A few months ago, it was reported that the Trans-Pacific Partnership (TPP) Agreement may contain changes to copyright laws that many are calling “excessive.” In response to this, a growing number of lawyers, journalists, writers, and others involved in Japanese culture have signed a petition to convince the Japanese government to refuse such conditions.

If the agreement is reached, the minimum limit of copyrights could be extended by 20 years, and even non-copyright holders such as police and prosecutors may be given the ability to go after people for “infringements”. Those opposed feel that these changes could seriously damage the artistic freedom of Japan.

■ Give and take

Like many international trade agreements, the TPP would need to equalize the various regulations different countries have on their industries in order to let business occur without barriers. As a result these regulations are like bargaining chips. For example, say Japan wants to keep some rules to protect the fermented soy bean industry. They may negotiate letting another country impose its looser laws regarding something like genetically modified food in exchange for them getting our stringent fermentation regulations.

These offers go back and forth until all signatory countries backs are adequately scratched. Then the agreement is finalized and everyone’s life is improved…right?

■ Longer copyrights

Now it appears that copyrights are on the table, and some countries such as the United States are interested in getting their relatively heavy laws adopted by TPP partners. Some countries in particular (including Japan) have copyright limits of 50 years after the creator’s death, while other countries have 70 years after death. Obviously the TPP countries with longer periods would like to see them remain intact, because peeling them back would result in a huge mess.

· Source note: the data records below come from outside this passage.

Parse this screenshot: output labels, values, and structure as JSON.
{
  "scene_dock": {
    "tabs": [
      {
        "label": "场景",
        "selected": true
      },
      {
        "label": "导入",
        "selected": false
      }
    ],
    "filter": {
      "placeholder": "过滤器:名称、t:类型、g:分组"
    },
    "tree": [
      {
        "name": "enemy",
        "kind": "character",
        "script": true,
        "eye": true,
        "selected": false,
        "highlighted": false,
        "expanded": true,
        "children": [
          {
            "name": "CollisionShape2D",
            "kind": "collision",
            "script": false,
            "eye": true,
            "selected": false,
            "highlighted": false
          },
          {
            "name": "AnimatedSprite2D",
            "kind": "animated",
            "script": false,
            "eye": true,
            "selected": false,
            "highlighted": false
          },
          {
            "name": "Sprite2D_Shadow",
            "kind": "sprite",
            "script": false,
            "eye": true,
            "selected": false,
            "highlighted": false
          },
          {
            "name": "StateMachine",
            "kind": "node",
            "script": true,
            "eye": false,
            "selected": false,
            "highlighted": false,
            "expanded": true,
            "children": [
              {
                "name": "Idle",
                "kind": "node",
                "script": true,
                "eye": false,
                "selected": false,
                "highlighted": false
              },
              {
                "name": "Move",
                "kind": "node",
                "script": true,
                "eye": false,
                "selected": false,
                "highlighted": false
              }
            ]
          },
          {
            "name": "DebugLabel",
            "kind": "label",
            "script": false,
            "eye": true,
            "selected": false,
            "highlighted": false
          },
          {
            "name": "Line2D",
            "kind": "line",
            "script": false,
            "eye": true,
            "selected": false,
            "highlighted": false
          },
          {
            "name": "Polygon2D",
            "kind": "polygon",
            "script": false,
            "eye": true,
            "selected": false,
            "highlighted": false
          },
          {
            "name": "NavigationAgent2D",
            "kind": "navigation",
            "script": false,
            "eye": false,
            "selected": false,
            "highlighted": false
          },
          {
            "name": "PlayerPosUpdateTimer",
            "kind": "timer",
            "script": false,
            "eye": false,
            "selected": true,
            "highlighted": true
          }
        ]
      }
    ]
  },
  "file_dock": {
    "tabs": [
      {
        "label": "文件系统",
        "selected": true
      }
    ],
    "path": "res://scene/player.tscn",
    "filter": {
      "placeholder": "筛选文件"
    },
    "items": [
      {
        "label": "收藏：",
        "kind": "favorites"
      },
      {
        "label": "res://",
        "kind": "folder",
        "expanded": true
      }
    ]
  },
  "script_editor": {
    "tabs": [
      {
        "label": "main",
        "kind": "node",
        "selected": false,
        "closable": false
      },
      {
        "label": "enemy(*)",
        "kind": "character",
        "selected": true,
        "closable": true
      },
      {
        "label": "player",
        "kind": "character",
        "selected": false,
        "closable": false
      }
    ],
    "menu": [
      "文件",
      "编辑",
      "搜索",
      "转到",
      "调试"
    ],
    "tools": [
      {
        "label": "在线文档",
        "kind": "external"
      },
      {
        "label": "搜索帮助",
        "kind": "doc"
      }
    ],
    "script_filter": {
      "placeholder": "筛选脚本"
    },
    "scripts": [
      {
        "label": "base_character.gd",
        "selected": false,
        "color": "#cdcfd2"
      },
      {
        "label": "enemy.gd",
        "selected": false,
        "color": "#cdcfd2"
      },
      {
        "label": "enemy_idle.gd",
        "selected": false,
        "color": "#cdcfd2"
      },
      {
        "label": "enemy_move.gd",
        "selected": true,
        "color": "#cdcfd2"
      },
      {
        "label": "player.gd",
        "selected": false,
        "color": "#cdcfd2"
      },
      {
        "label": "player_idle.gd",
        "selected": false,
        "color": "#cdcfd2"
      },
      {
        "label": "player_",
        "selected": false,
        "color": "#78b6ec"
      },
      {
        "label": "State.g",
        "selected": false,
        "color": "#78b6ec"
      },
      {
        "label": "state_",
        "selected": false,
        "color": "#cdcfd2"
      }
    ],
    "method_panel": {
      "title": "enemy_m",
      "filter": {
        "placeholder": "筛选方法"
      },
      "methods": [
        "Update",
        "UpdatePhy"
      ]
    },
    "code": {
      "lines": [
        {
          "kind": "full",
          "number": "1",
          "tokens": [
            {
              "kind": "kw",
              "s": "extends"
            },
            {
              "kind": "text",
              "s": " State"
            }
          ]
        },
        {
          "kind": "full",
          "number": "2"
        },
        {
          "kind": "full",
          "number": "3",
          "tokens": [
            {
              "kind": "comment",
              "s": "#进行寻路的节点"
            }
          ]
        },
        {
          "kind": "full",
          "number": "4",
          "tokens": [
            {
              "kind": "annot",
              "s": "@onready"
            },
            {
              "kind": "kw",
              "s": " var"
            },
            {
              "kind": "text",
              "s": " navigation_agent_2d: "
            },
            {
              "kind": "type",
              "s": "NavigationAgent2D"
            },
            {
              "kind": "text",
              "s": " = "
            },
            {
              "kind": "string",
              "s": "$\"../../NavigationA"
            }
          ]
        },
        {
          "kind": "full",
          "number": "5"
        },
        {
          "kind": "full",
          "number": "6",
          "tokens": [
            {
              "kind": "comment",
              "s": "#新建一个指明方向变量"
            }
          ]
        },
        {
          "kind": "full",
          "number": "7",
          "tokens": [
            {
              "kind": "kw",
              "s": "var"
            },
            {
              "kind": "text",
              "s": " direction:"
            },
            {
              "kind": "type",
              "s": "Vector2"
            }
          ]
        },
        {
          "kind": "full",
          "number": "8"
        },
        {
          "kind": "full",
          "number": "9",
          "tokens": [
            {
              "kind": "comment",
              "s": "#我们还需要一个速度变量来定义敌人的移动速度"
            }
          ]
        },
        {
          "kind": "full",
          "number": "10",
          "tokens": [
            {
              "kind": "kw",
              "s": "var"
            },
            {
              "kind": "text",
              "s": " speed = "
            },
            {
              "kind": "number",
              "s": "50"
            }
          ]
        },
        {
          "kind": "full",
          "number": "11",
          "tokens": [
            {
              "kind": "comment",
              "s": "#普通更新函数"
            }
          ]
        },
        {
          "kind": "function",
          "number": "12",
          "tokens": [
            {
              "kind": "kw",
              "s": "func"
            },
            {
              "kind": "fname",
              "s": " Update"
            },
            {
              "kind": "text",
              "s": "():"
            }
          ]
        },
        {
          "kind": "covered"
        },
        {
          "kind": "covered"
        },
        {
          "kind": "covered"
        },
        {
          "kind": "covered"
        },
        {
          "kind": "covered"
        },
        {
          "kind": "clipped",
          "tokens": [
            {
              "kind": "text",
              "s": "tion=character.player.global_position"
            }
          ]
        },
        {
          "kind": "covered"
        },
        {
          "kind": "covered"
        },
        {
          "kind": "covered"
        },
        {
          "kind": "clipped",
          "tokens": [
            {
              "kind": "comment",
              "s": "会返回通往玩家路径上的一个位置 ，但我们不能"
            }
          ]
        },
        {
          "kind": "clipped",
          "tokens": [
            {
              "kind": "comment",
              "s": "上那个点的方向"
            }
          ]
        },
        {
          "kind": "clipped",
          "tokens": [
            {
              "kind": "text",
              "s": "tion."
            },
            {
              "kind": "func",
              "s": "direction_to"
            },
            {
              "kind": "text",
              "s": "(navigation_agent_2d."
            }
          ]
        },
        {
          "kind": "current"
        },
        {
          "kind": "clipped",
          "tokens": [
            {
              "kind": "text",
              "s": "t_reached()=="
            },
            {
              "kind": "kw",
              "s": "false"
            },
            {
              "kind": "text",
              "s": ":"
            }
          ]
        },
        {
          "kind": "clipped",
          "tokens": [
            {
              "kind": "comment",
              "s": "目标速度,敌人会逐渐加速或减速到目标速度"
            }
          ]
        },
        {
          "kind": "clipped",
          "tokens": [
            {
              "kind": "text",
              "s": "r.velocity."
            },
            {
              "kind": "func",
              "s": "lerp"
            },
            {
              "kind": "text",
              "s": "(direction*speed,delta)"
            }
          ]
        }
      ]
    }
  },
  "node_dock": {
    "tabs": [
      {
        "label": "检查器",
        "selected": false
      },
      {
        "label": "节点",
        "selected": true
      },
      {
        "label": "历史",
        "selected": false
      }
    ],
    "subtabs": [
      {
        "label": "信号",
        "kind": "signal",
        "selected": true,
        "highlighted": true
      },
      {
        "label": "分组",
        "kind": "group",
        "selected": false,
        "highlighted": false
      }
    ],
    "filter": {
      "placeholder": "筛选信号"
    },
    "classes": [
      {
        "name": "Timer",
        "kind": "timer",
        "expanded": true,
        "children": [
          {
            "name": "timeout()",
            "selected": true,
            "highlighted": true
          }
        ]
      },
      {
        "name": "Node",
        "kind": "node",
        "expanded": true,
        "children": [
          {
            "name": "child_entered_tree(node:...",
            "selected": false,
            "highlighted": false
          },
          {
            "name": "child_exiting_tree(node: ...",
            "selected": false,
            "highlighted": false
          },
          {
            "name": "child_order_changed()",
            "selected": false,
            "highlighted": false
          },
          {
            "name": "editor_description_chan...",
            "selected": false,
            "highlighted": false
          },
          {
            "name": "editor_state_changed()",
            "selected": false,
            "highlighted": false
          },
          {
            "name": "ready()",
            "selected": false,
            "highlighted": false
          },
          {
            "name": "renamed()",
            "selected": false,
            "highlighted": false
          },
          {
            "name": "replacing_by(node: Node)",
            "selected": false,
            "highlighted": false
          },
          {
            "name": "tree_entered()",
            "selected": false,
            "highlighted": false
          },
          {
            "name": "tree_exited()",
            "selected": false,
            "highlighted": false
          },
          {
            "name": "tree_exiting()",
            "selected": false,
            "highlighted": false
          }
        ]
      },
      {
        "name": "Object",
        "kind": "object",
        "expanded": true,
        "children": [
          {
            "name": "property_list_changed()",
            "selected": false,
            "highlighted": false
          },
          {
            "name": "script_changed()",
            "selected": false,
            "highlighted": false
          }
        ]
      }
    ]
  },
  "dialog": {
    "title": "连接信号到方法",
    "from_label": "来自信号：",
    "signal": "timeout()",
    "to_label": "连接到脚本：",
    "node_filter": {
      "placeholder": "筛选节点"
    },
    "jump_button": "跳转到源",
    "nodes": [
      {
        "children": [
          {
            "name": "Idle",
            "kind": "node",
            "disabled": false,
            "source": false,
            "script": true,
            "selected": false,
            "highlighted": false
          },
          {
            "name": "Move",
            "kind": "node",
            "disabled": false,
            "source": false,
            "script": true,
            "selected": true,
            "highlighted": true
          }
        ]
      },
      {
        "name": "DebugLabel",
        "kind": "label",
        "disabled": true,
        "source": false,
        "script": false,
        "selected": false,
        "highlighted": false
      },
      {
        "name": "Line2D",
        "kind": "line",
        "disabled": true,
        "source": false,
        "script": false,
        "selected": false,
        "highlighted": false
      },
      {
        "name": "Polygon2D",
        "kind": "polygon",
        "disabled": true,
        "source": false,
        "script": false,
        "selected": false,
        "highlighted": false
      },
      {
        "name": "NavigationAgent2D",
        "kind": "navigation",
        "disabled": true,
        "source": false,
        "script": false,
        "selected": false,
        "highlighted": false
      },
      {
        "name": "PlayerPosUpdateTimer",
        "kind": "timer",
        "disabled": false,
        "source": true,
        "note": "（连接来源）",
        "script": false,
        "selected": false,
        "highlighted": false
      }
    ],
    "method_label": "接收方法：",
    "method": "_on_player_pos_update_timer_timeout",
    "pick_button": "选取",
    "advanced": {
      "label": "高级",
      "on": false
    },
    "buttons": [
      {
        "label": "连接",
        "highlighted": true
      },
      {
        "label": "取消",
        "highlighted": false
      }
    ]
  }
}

Of course so would extending them for the other countries. The petition points out that altering this time frame in Japan would lead to an increase in orphan works which are copyright protected works that don’t have a clear or accessible holder. The problem of how to deal with all these locked works would suddenly pile up square in the lap of Japanese legislators. It’s actually a rather clever way to get through to politicians, by illustrating how much more work it would cause them.

■ Easier punishments

And then there’s the issue of allowing third parties to file charges against infringing parties on behalf of a copyright holder even without their awareness of it. As we’ve mulled over in a previous article, this privilege could conceivably lead to a crackdown on dōjinshi such as fan fiction. These works based on well established franchises are wide-spread in Japan and fuel the massive biannual Comikets.

Opponents say that this has the potential to handicap creativity in Japan significantly and cause a stagnant culture industry. However, whether either of the above conditions of TPP will actually be agreed upon is unknown since the negotiations are held behind closed doors.

■ The more the angrier

The petition has been signed by over 3,600 individuals including notable figures including manga writer Ken Akamatsu, international copyright lawyer Kensaku Fukui, and journalist Daisuke Tsuda (all pictured above) who has written extensively about intellectual property in the information age. About 110 organizations have also joined such as the Japan Playwrights Association.

The group continues to grow, and if you’d like to join you can visit the Think TPP website linked below which also has some limited English information and list of the names in the petition. So all you dōjin out there, now is the time to fight for your right to party. Actually, I guess it isn’t that much of a fight to type your name and click enter, is it? So, what are you waiting for?

Think TPP IP (Japanese/English)

Source: Asahi ShimbunJapan Playwrights Association (Japanese)

Video: YouTube – TBS News-i